About Church of the Ascension
The Church of the Ascension is a sixteenth century church in Kolomenskoye built by Prince Vasili III in the south of Moscow.
History of the Church of the Ascension
Grand Prince Vasily III – ruler of Moscow from 1505 to 1533, and often mockingly known as Vasili the Adequate – commissioned the Church of the Ascension to celebrate the long anticipated birth of the heir to the Russian throne, Ivan IV Vasilyevich. Ivan, who was born on 25 August 1530, would become known as Ivan the Terrible. The Church of the Ascension was consecrated on 3 September 1532 and was revolutionary for its time. Kolomenskoye, where it stands, was a former royal estate.

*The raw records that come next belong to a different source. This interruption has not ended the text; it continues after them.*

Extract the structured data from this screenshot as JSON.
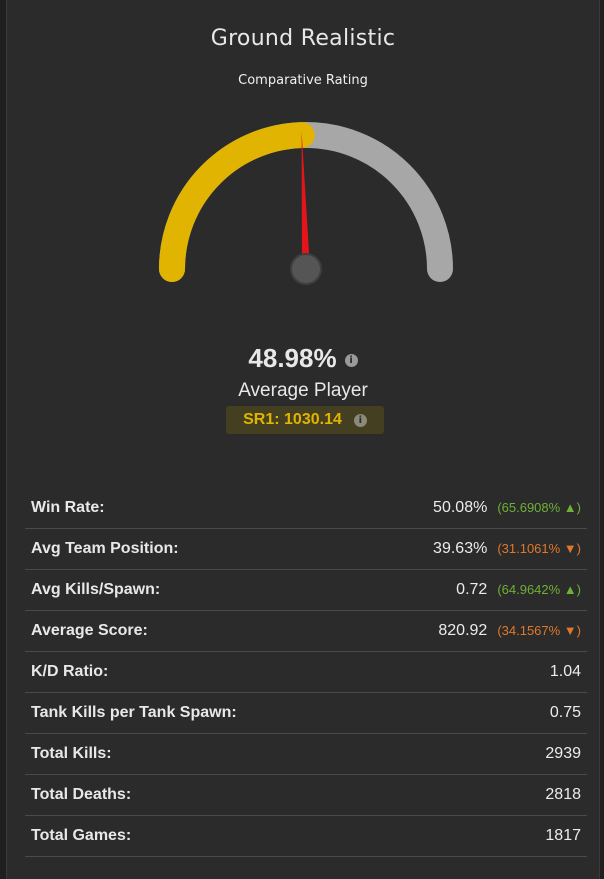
{
  "header": {
    "title": "Ground Realistic",
    "subtitle": "Comparative Rating"
  },
  "gauge": {
    "value_fraction": 0.4898,
    "fill_color": "#e0b400",
    "track_color": "#a7a7a7",
    "needle_color": "#e3151a"
  },
  "rating": {
    "percent": "48.98%",
    "player_label": "Average Player",
    "sr1": "SR1: 1030.14",
    "info_icon": "info-icon"
  },
  "stats": [
    {
      "label": "Win Rate:",
      "value": "50.08%",
      "delta": "(65.6908% ▲)",
      "trend": "up"
    },
    {
      "label": "Avg Team Position:",
      "value": "39.63%",
      "delta": "(31.1061% ▼)",
      "trend": "down"
    },
    {
      "label": "Avg Kills/Spawn:",
      "value": "0.72",
      "delta": "(64.9642% ▲)",
      "trend": "up"
    },
    {
      "label": "Average Score:",
      "value": "820.92",
      "delta": "(34.1567% ▼)",
      "trend": "down"
    },
    {
      "label": "K/D Ratio:",
      "value": "1.04"
    },
    {
      "label": "Tank Kills per Tank Spawn:",
      "value": "0.75"
    },
    {
      "label": "Total Kills:",
      "value": "2939"
    },
    {
      "label": "Total Deaths:",
      "value": "2818"
    },
    {
      "label": "Total Games:",
      "value": "1817"
    }
  ]
}
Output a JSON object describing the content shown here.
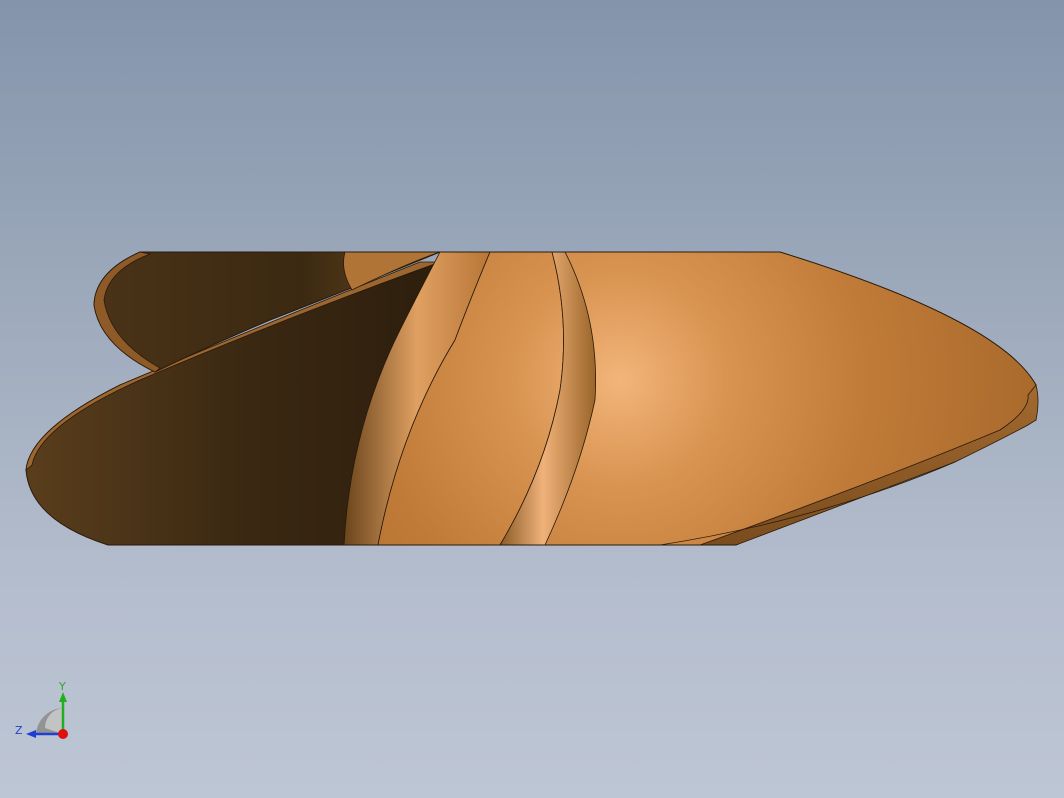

Unlike other Russian churches of the time, this was probably built by Italian architects – masters of their trade. It’s also the first brick church with a tent-shaped roof found in Russia: a break with tradition that would be echoed with the construction of St Basil’s Cathedral, built 25 years later by Ivan himself to commemorate the capture of Kazan and Astrakhan. The white stone and Renaissance details are some of its dominant characteristics.
Alterations have been made over the centuries, particularly brickwork renovations in the 19th century, along with some decorative and ornamental work. In 1994, it joined UNESCO’s list of World Heritage sites due to its contribution to Russian ecclesiastical architecture
The Church of the Ascension today
Nestled in the Kolomenskoye Reserve, overlooking the river, the church is particularly attractive and worth a visit for its significance – it’s closed Mondays. The interior is smaller than you’d expect from outside. Kolomenskoye also provides a pleasant respite from the intensity of central Moscow, and exploring the park for a day or an afternoon is a lovely way to
There is an exhibit on milestones in Kolomenskoye history in the tent-roofed gatehouse near the church.
Getting to the Church of the Ascension
The Church of the Ascension is located deep in the Kolomenskoye Museum Reserve, on the edge of the Moskva River. The nearest metro stations are Kashirskaya (south) or Kolomenskaya (north): both are about a 2km walk through the leafy parkland to access the church itself. A map is helpful as there are lots of paths and it’s easy to get lost or distracted in the wealth of surrounding buildings.
Known for its vast landscape, turbulent history, and striking buildings, Russia is brimming with history. Here's our pick of 10 historical sites that make for essential visiting.